Try telling me that isn’t heaven. Out west, take a leisurely walk together along the Port Credit Breakwater Park trail, where the Credit River estuary opens into the lake. Adding to the fun in the late summer is watching the myriad boats of all sizes and shapes heading in and out during the tagged salmon hunt competition. Further up north off of Hwy 10, you and your sweetheart can spend a spiritual weekend on an off-road trek up into the Forks of the River Credit in Caledon. As people rediscover the joys of parks and waterways in Toronto, let us hope that this is part of a greater reconnection to nature in our concrete urban setting.

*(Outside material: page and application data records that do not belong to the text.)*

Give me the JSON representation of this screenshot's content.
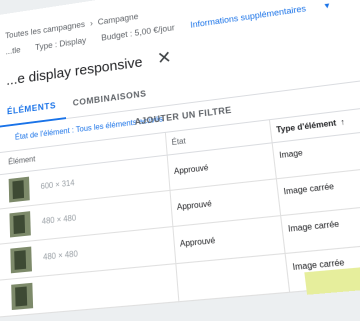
{
  "header": {
    "breadcrumb": [
      "Toutes les campagnes",
      "Campagne"
    ],
    "meta": {
      "location": "...tle",
      "type_label": "Type : Display",
      "budget_label": "Budget : 5,00 €/jour",
      "more_info_label": "Informations supplémentaires"
    }
  },
  "page": {
    "title": "...e display responsive",
    "close_icon": "close-icon"
  },
  "tabs": [
    {
      "label": "ÉLÉMENTS",
      "active": true
    },
    {
      "label": "COMBINAISONS",
      "active": false
    }
  ],
  "filters": {
    "active_filter": "État de l'élément : Tous les éléments activés",
    "add_filter_label": "AJOUTER UN FILTRE"
  },
  "table": {
    "columns": [
      "Élément",
      "État",
      "Type d'élément"
    ],
    "sorted_column": "Type d'élément",
    "rows": [
      {
        "dims": "600 × 314",
        "state": "Approuvé",
        "type": "Image"
      },
      {
        "dims": "480 × 480",
        "state": "Approuvé",
        "type": "Image carrée"
      },
      {
        "dims": "480 × 480",
        "state": "Approuvé",
        "type": "Image carrée"
      },
      {
        "dims": "",
        "state": "",
        "type": "Image carrée"
      }
    ]
  },
  "colors": {
    "accent": "#1a73e8",
    "text": "#202124",
    "muted": "#5f6368"
  }
}
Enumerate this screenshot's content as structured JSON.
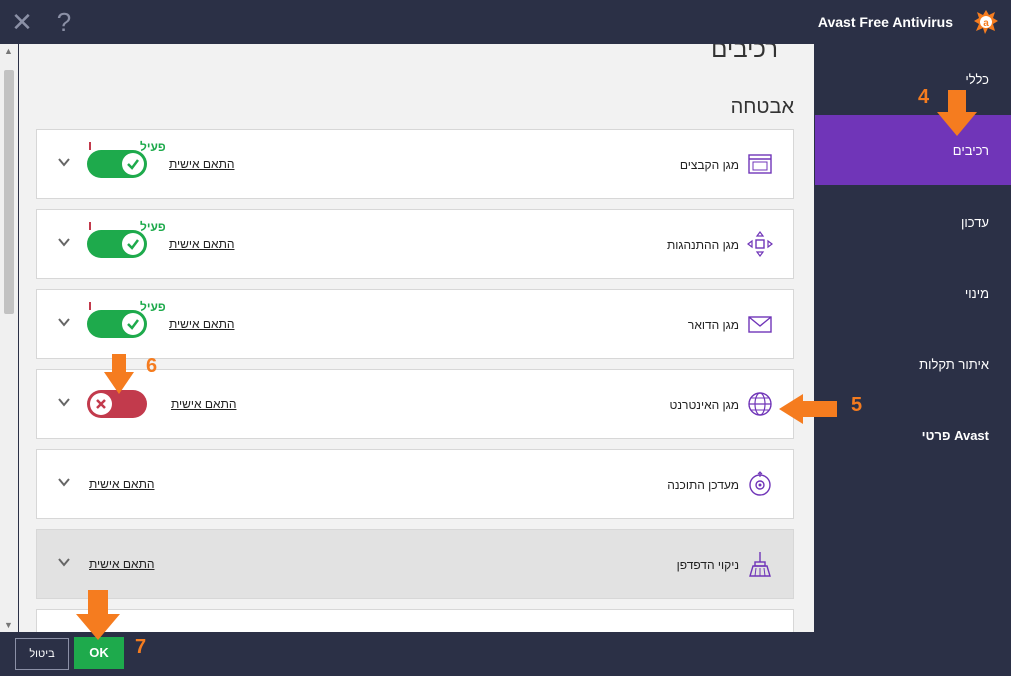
{
  "window": {
    "close_icon": "close-icon",
    "help_icon": "help-icon",
    "close_glyph": "✕",
    "help_glyph": "?",
    "title": "Avast Free Antivirus",
    "accent": "#f57c1f"
  },
  "sidebar": {
    "items": [
      {
        "label": "כללי"
      },
      {
        "label": "רכיבים"
      },
      {
        "label": "עדכון"
      },
      {
        "label": "מינוי"
      },
      {
        "label": "איתור תקלות"
      },
      {
        "label": "פרטי Avast"
      }
    ],
    "active_color": "#7035b8"
  },
  "main": {
    "page_title": "רכיבים",
    "section_title": "אבטחה",
    "customize_label": "התאם אישית",
    "on_label": "פעיל",
    "rows": [
      {
        "label": "מגן הקבצים",
        "icon": "file-window-icon",
        "state": "on"
      },
      {
        "label": "מגן ההתנהגות",
        "icon": "move-arrows-icon",
        "state": "on"
      },
      {
        "label": "מגן הדואר",
        "icon": "envelope-icon",
        "state": "on"
      },
      {
        "label": "מגן האינטרנט",
        "icon": "globe-icon",
        "state": "off"
      },
      {
        "label": "מעדכן התוכנה",
        "icon": "software-updater-icon",
        "state": "none"
      },
      {
        "label": "ניקוי הדפדפן",
        "icon": "broom-icon",
        "state": "none"
      }
    ]
  },
  "footer": {
    "cancel_label": "ביטול",
    "ok_label": "OK"
  },
  "annotations": {
    "n4": "4",
    "n5": "5",
    "n6": "6",
    "n7": "7"
  },
  "colors": {
    "dark_bg": "#2b3046",
    "toggle_on": "#1eaa4c",
    "toggle_off": "#c23a4c",
    "icon_purple": "#7035b8"
  }
}
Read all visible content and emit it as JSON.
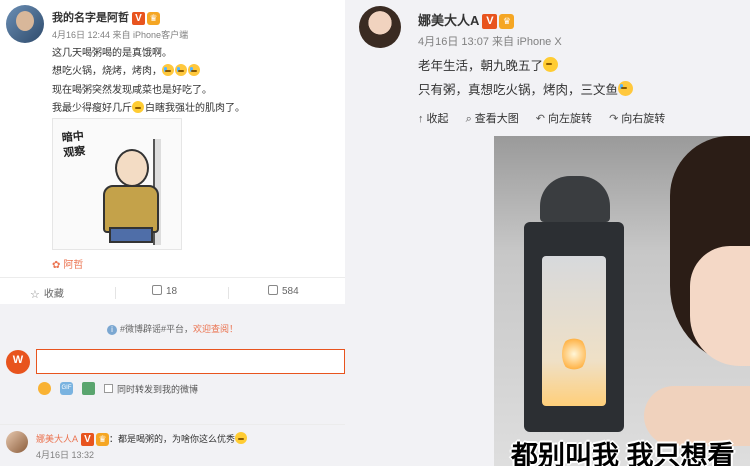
{
  "left_post": {
    "author": "我的名字是阿哲",
    "verified_badge": "V",
    "meta": "4月16日 12:44 来自 iPhone客户端",
    "lines": [
      "这几天喝粥喝的是真饿啊。",
      "想吃火锅，烧烤，烤肉，",
      "现在喝粥突然发现咸菜也是好吃了。",
      "我最少得瘦好几斤",
      "白瞎我强壮的肌肉了。"
    ],
    "comic_text": [
      "暗中",
      "观察"
    ],
    "tag": "阿哲",
    "actions": {
      "favorite": "收藏",
      "repost": "18",
      "comment": "584"
    },
    "notice": {
      "prefix": "#微博辟谣#平台，",
      "link": "欢迎查阅！"
    },
    "comment_box": {
      "repost_label": "同时转发到我的微博"
    },
    "comment": {
      "author": "娜美大人A",
      "text": "：都是喝粥的，为啥你这么优秀",
      "time": "4月16日 13:32"
    }
  },
  "right_post": {
    "author": "娜美大人A",
    "verified_badge": "V",
    "meta": "4月16日 13:07 来自 iPhone X",
    "lines": [
      "老年生活，朝九晚五了",
      "只有粥，真想吃火锅，烤肉，三文鱼"
    ],
    "tools": {
      "collapse": "收起",
      "view_large": "查看大图",
      "rotate_left": "向左旋转",
      "rotate_right": "向右旋转"
    },
    "photo_caption": "都别叫我 我只想看"
  },
  "colors": {
    "accent": "#eb7350",
    "verified": "#e8541e",
    "panel_bg": "#f2f2f5"
  }
}
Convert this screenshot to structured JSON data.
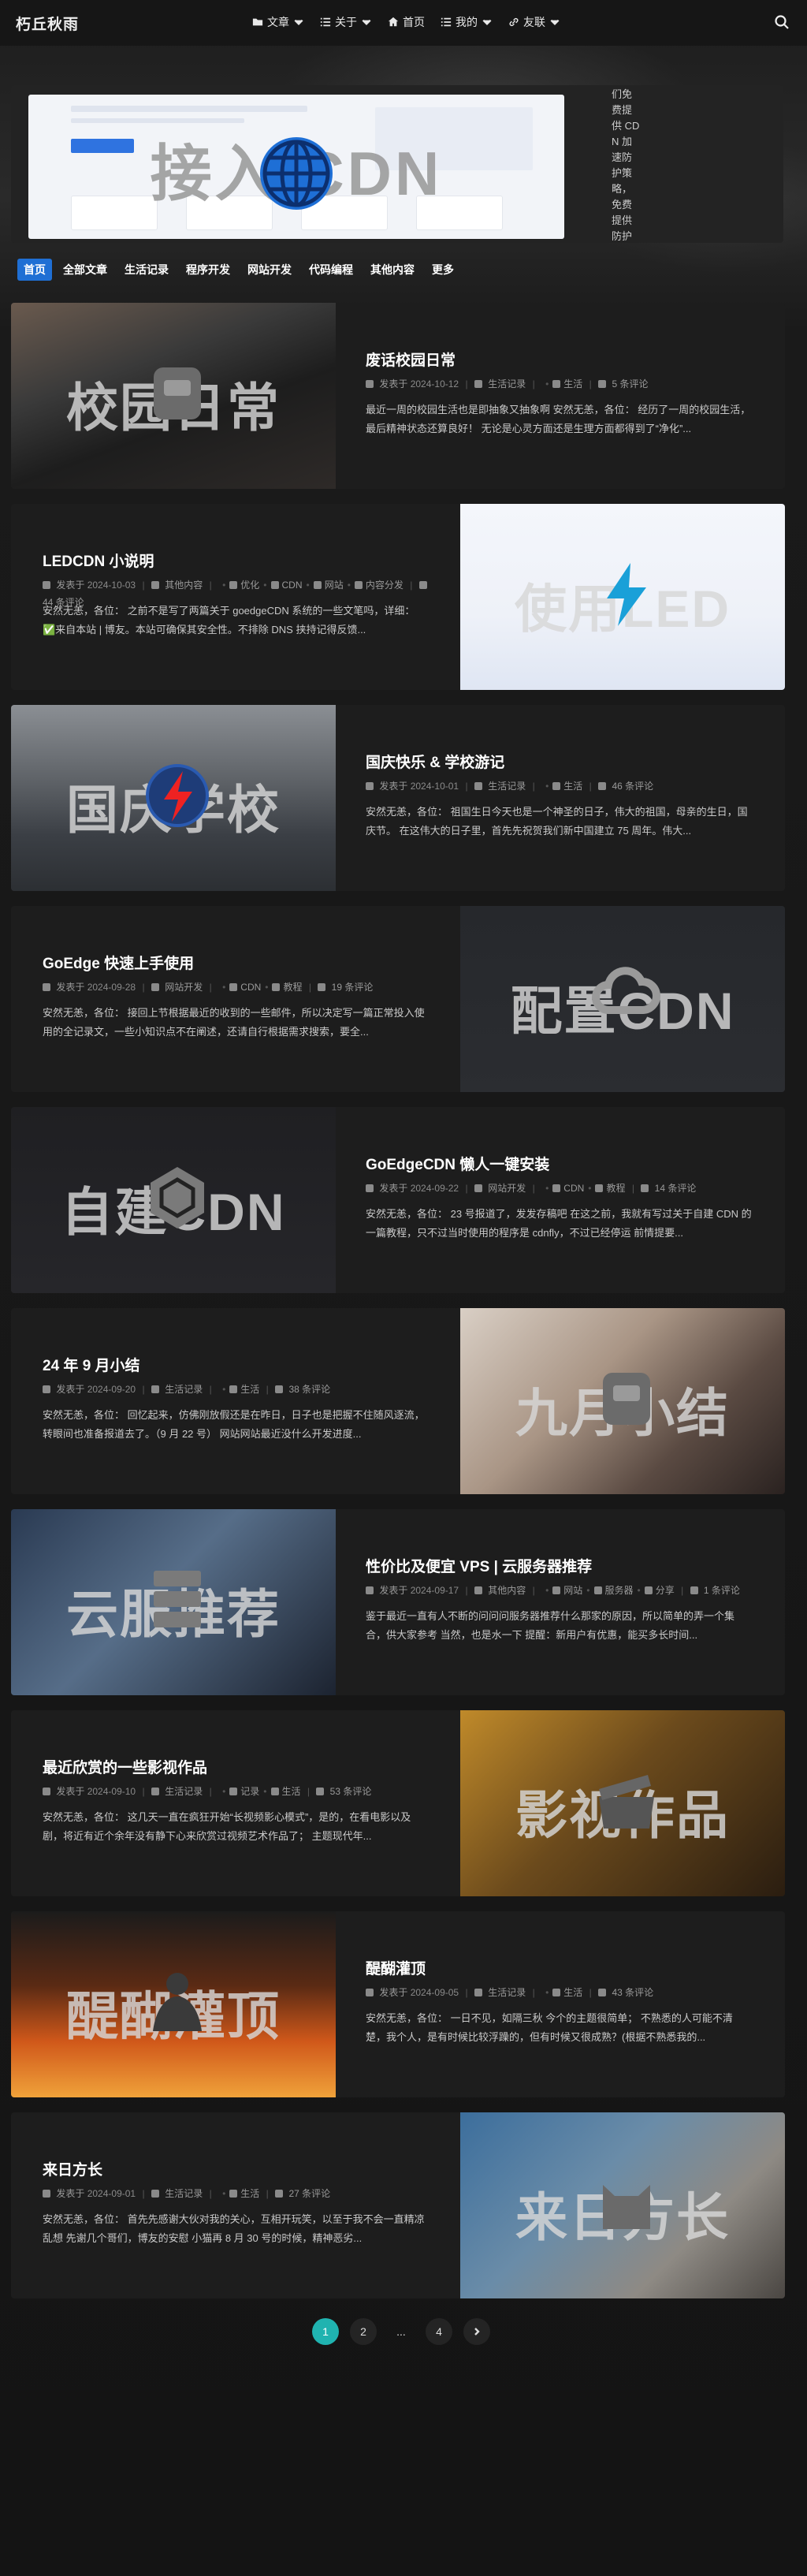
{
  "site": {
    "logo": "朽丘秋雨"
  },
  "nav": [
    {
      "label": "文章",
      "icon": "folder-icon",
      "dropdown": true
    },
    {
      "label": "关于",
      "icon": "list-icon",
      "dropdown": true
    },
    {
      "label": "首页",
      "icon": "home-icon",
      "dropdown": false
    },
    {
      "label": "我的",
      "icon": "list-icon",
      "dropdown": true
    },
    {
      "label": "友联",
      "icon": "link-icon",
      "dropdown": true
    }
  ],
  "banner": {
    "title": "接入 CDN",
    "side_text": "们免费提供 CDN 加速防护策略，免费提供防护"
  },
  "categories": [
    {
      "label": "首页",
      "active": true
    },
    {
      "label": "全部文章",
      "active": false
    },
    {
      "label": "生活记录",
      "active": false
    },
    {
      "label": "程序开发",
      "active": false
    },
    {
      "label": "网站开发",
      "active": false
    },
    {
      "label": "代码编程",
      "active": false
    },
    {
      "label": "其他内容",
      "active": false
    },
    {
      "label": "更多",
      "active": false
    }
  ],
  "posts": [
    {
      "title": "废话校园日常",
      "date": "2024-10-12",
      "category": "生活记录",
      "tags": [
        "生活"
      ],
      "comments": "5 条评论",
      "excerpt": "最近一周的校园生活也是即抽象又抽象啊 安然无恙，各位： 经历了一周的校园生活，最后精神状态还算良好！ 无论是心灵方面还是生理方面都得到了“净化”...",
      "thumb_title": "校园日常"
    },
    {
      "title": "LEDCDN 小说明",
      "date": "2024-10-03",
      "category": "其他内容",
      "tags": [
        "优化",
        "CDN",
        "网站",
        "内容分发"
      ],
      "comments": "44 条评论",
      "excerpt": "安然无恙，各位： 之前不是写了两篇关于 goedgeCDN 系统的一些文笔吗，详细： ✅来自本站 | 博友。本站可确保其安全性。不排除 DNS 挟持记得反馈...",
      "thumb_title": "使用LED"
    },
    {
      "title": "国庆快乐 & 学校游记",
      "date": "2024-10-01",
      "category": "生活记录",
      "tags": [
        "生活"
      ],
      "comments": "46 条评论",
      "excerpt": "安然无恙，各位： 祖国生日今天也是一个神圣的日子，伟大的祖国，母亲的生日，国庆节。 在这伟大的日子里，首先先祝贺我们新中国建立 75 周年。伟大...",
      "thumb_title": "国庆学校"
    },
    {
      "title": "GoEdge 快速上手使用",
      "date": "2024-09-28",
      "category": "网站开发",
      "tags": [
        "CDN",
        "教程"
      ],
      "comments": "19 条评论",
      "excerpt": "安然无恙，各位： 接回上节根据最近的收到的一些邮件，所以决定写一篇正常投入使用的全记录文，一些小知识点不在阐述，还请自行根据需求搜索，要全...",
      "thumb_title": "配置CDN"
    },
    {
      "title": "GoEdgeCDN 懒人一键安装",
      "date": "2024-09-22",
      "category": "网站开发",
      "tags": [
        "CDN",
        "教程"
      ],
      "comments": "14 条评论",
      "excerpt": "安然无恙，各位： 23 号报道了，发发存稿吧 在这之前，我就有写过关于自建 CDN 的一篇教程，只不过当时使用的程序是 cdnfly，不过已经停运 前情提要...",
      "thumb_title": "自建CDN"
    },
    {
      "title": "24 年 9 月小结",
      "date": "2024-09-20",
      "category": "生活记录",
      "tags": [
        "生活"
      ],
      "comments": "38 条评论",
      "excerpt": "安然无恙，各位： 回忆起来，仿佛刚放假还是在昨日，日子也是把握不住随风逐流，转眼间也准备报道去了。（9 月 22 号） 网站网站最近没什么开发进度...",
      "thumb_title": "九月小结"
    },
    {
      "title": "性价比及便宜 VPS | 云服务器推荐",
      "date": "2024-09-17",
      "category": "其他内容",
      "tags": [
        "网站",
        "服务器",
        "分享"
      ],
      "comments": "1 条评论",
      "excerpt": "鉴于最近一直有人不断的问问问服务器推荐什么那家的原因，所以简单的弄一个集合，供大家参考 当然，也是水一下 提醒：新用户有优惠，能买多长时间...",
      "thumb_title": "云服推荐"
    },
    {
      "title": "最近欣赏的一些影视作品",
      "date": "2024-09-10",
      "category": "生活记录",
      "tags": [
        "记录",
        "生活"
      ],
      "comments": "53 条评论",
      "excerpt": "安然无恙，各位： 这几天一直在疯狂开始“长视频影心模式”，是的，在看电影以及剧，将近有近个余年没有静下心来欣赏过视频艺术作品了； 主题现代年...",
      "thumb_title": "影视作品"
    },
    {
      "title": "醍醐灌顶",
      "date": "2024-09-05",
      "category": "生活记录",
      "tags": [
        "生活"
      ],
      "comments": "43 条评论",
      "excerpt": "安然无恙，各位： 一日不见，如隔三秋 今个的主题很简单； 不熟悉的人可能不清楚，我个人，是有时候比较浮躁的，但有时候又很成熟？(根据不熟悉我的...",
      "thumb_title": "醍醐灌顶"
    },
    {
      "title": "来日方长",
      "date": "2024-09-01",
      "category": "生活记录",
      "tags": [
        "生活"
      ],
      "comments": "27 条评论",
      "excerpt": "安然无恙，各位： 首先先感谢大伙对我的关心，互相开玩笑，以至于我不会一直精凉乱想 先谢几个哥们，博友的安慰 小猫再 8 月 30 号的时候，精神恶劣...",
      "thumb_title": "来日方长"
    }
  ],
  "meta_labels": {
    "posted": "发表于"
  },
  "pagination": {
    "pages": [
      "1",
      "2",
      "...",
      "4"
    ],
    "current": "1"
  },
  "colors": {
    "accent": "#1f6fd4",
    "pager_active": "#20b3b0",
    "card_bg": "#1d1d1d"
  }
}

Canadians are the world’s second biggest consumers of water, in per capita terms.

The question is, are we finding any pleasure in this?

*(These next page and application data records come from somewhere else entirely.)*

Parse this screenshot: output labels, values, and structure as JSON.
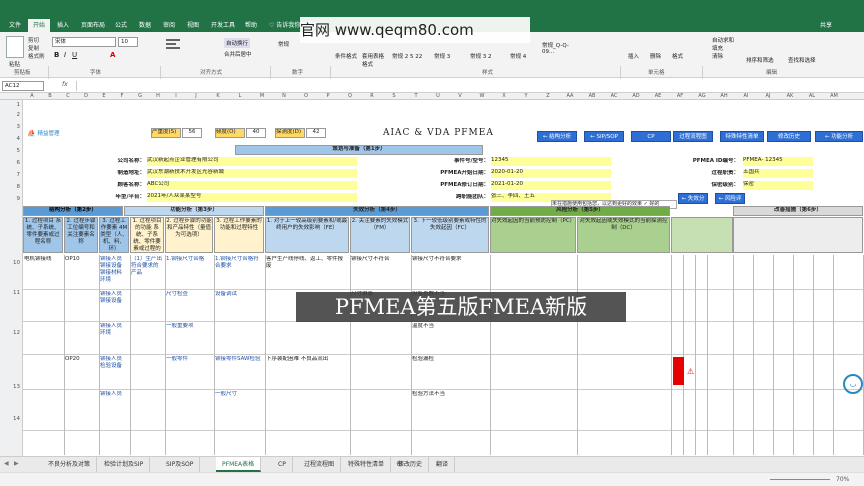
{
  "window": {
    "title": "PFMEA第五版FMEA新版 - Excel",
    "user": "共享"
  },
  "ribbon_tabs": [
    "文件",
    "开始",
    "插入",
    "页面布局",
    "公式",
    "数据",
    "审阅",
    "视图",
    "开发工具",
    "帮助",
    "♡ 告诉我你想要做什么"
  ],
  "ribbon": {
    "clipboard": "剪贴板",
    "paste": "粘贴",
    "cut": "剪切",
    "copy": "复制",
    "format_painter": "格式刷",
    "font_group": "字体",
    "font_name": "宋体",
    "font_size": "10",
    "align_group": "对齐方式",
    "wrap": "自动换行",
    "merge": "合并后居中",
    "number_group": "数字",
    "number_format": "常规",
    "styles_group": "样式",
    "cond_format": "条件格式",
    "table_format": "套用表格格式",
    "style_names": [
      "常规 2 5 22",
      "常规 3",
      "常规 3 2",
      "常规 4",
      "常规_Q-Q-09..."
    ],
    "cells_group": "单元格",
    "insert": "插入",
    "delete": "删除",
    "format": "格式",
    "editing_group": "编辑",
    "autosum": "自动求和",
    "fill": "填充",
    "clear": "清除",
    "sort": "排序和筛选",
    "find": "查找和选择"
  },
  "watermark_top": "官网 www.qeqm80.com",
  "watermark_mid": "PFMEA第五版FMEA新版",
  "formula_bar": {
    "name_box": "AC12",
    "fx": "fx"
  },
  "columns": [
    "A",
    "B",
    "C",
    "D",
    "E",
    "F",
    "G",
    "H",
    "I",
    "J",
    "K",
    "L",
    "M",
    "N",
    "O",
    "P",
    "Q",
    "R",
    "S",
    "T",
    "U",
    "V",
    "W",
    "X",
    "Y",
    "Z",
    "AA",
    "AB",
    "AC",
    "AD",
    "AE",
    "AF",
    "AG",
    "AH",
    "AI",
    "AJ",
    "AK",
    "AL",
    "AM",
    "AN"
  ],
  "rows": [
    "1",
    "2",
    "3",
    "4",
    "5",
    "6",
    "7",
    "8",
    "9",
    "10",
    "11",
    "12",
    "13",
    "14"
  ],
  "sheet": {
    "logo": "精益管理",
    "sev_label": "严重度(S)",
    "sev_val": "56",
    "occ_label": "频度(O)",
    "occ_val": "40",
    "det_label": "探测度(D)",
    "det_val": "42",
    "main_title": "AIAC & VDA PFMEA",
    "nav_buttons": [
      "← 结构分析",
      "← SIP/SOP",
      "CP",
      "过程流程图",
      "特殊特性清单",
      "修改历史",
      "← 功能分析",
      "← 失效分析",
      "← 风险评估",
      "← 优化"
    ],
    "plan_header": "策划与准备（第1步）",
    "labels": {
      "company": "公司名称：",
      "company_val": "武汉新起点企业管理有限公司",
      "location": "制造地址：",
      "location_val": "武汉东湖新技术开发区光谷新城",
      "customer": "顾客名称：",
      "customer_val": "ABC公司",
      "model": "年型/平台：",
      "model_val": "2021年/人众某某型号",
      "item": "事件号/型号：",
      "item_val": "12345",
      "start": "PFMEA开始日期：",
      "start_val": "2020-01-20",
      "revise": "PFMEA修订日期：",
      "revise_val": "2021-01-20",
      "team": "跨职能团队：",
      "team_val": "张三、李四、王五",
      "id": "PFMEA ID编号：",
      "id_val": "PFMEA- 12345",
      "owner": "过程职责：",
      "owner_val": "五国兵",
      "security": "保密级别：",
      "security_val": "保密"
    },
    "hint": "未在措施使用包括您，以达到更好的效果 ✓ 好的",
    "section_headers": {
      "structure": "结构分析（第2步）",
      "function": "功能分析（第3步）",
      "failure": "失效分析（第4步）",
      "risk": "风险分析（第5步）",
      "optimize": "改善措施（第6步）"
    },
    "col_headers": [
      "1. 过程项目 系统、子系统、零件要素或过程名称",
      "2. 过程步骤 工位编号和关注要素名称",
      "3. 过程工作要素 4M类型（人、机、料、环）",
      "1. 过程项目的功能 系统、子系统、零件要素或过程的功能",
      "2. 过程步骤的功能和产品特性（量值为可选项）",
      "3. 过程工作要素的功能和过程特性",
      "1. 对于上一较高级别要素和/或最终用户的失效影响（FE）",
      "2. 关注要素的失效模式（FM）",
      "3. 下一较低级别要素或特性的失效起因（FC）",
      "对失效起因的当前预防控制（PC）",
      "对失效起因或失效模式的当前探测控制（DC）"
    ],
    "rows_data": [
      [
        "电机铆接线",
        "OP10",
        "铆接人员 铆接设备 铆接材料 环境",
        "（1）生产出符合要求的产品",
        "1.铆接尺寸合格",
        "1.铆接尺寸合格符合要求",
        "客户生产线停线、返工、零件报废",
        "铆接尺寸不符合",
        "铆接尺寸不符合要求"
      ],
      [
        "",
        "",
        "铆接人员 铆接设备",
        "",
        "尺寸检查",
        "设备调试",
        "",
        "尺寸偏离",
        "设备参数不当"
      ],
      [
        "",
        "",
        "铆接人员 环境",
        "",
        "一般重要项",
        "",
        "",
        "",
        "温度不当"
      ],
      [
        "",
        "OP20",
        "铆接人员 检验设备",
        "",
        "一般零件",
        "铆接零件SAW检验",
        "下序装配困难 不良品流出",
        "",
        "检验漏检"
      ],
      [
        "",
        "",
        "铆接人员",
        "",
        "",
        "一般尺寸",
        "",
        "",
        "检验方法不当"
      ]
    ]
  },
  "sheet_tabs": [
    "不良分析及对策",
    "检验计划及SIP",
    "SIP及SOP",
    "PFMEA表格",
    "CP",
    "过程流程图",
    "特殊特性清单",
    "修改历史",
    "翻译"
  ],
  "status": {
    "zoom": "70%"
  }
}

Here’s to enjoining for the respectful use of our water resources. And while we are at it, never to forget that water is and should always be a universal civil right. Water is crucial to our existence; a glorious day spent passively by the waters will surely do any relationship a wonderful service and remind us of our interconnectivity.

Bola is a world citizen whose world view has been stamped by the fact that he was born in Africa, was educated in Europe, has lived and worked in many countries on different continents and immigrated to Canada some 33 years ago. He’s now retired, but has a keen interest in giving back to society. Writing and books in general have always been an area of consummate passion. Compassion, an eye for the not-so-overtly observed and adventure in general on the road less travelled could be considered his strong points.



Issue 6 explores the theme of fluidity - water, identity, life, and disaster - through arts, fashion, and writing. Check out


Issue 6 explores the theme of fluidity - water, identity, life, and disaster - through arts, fashion, and writing. Check out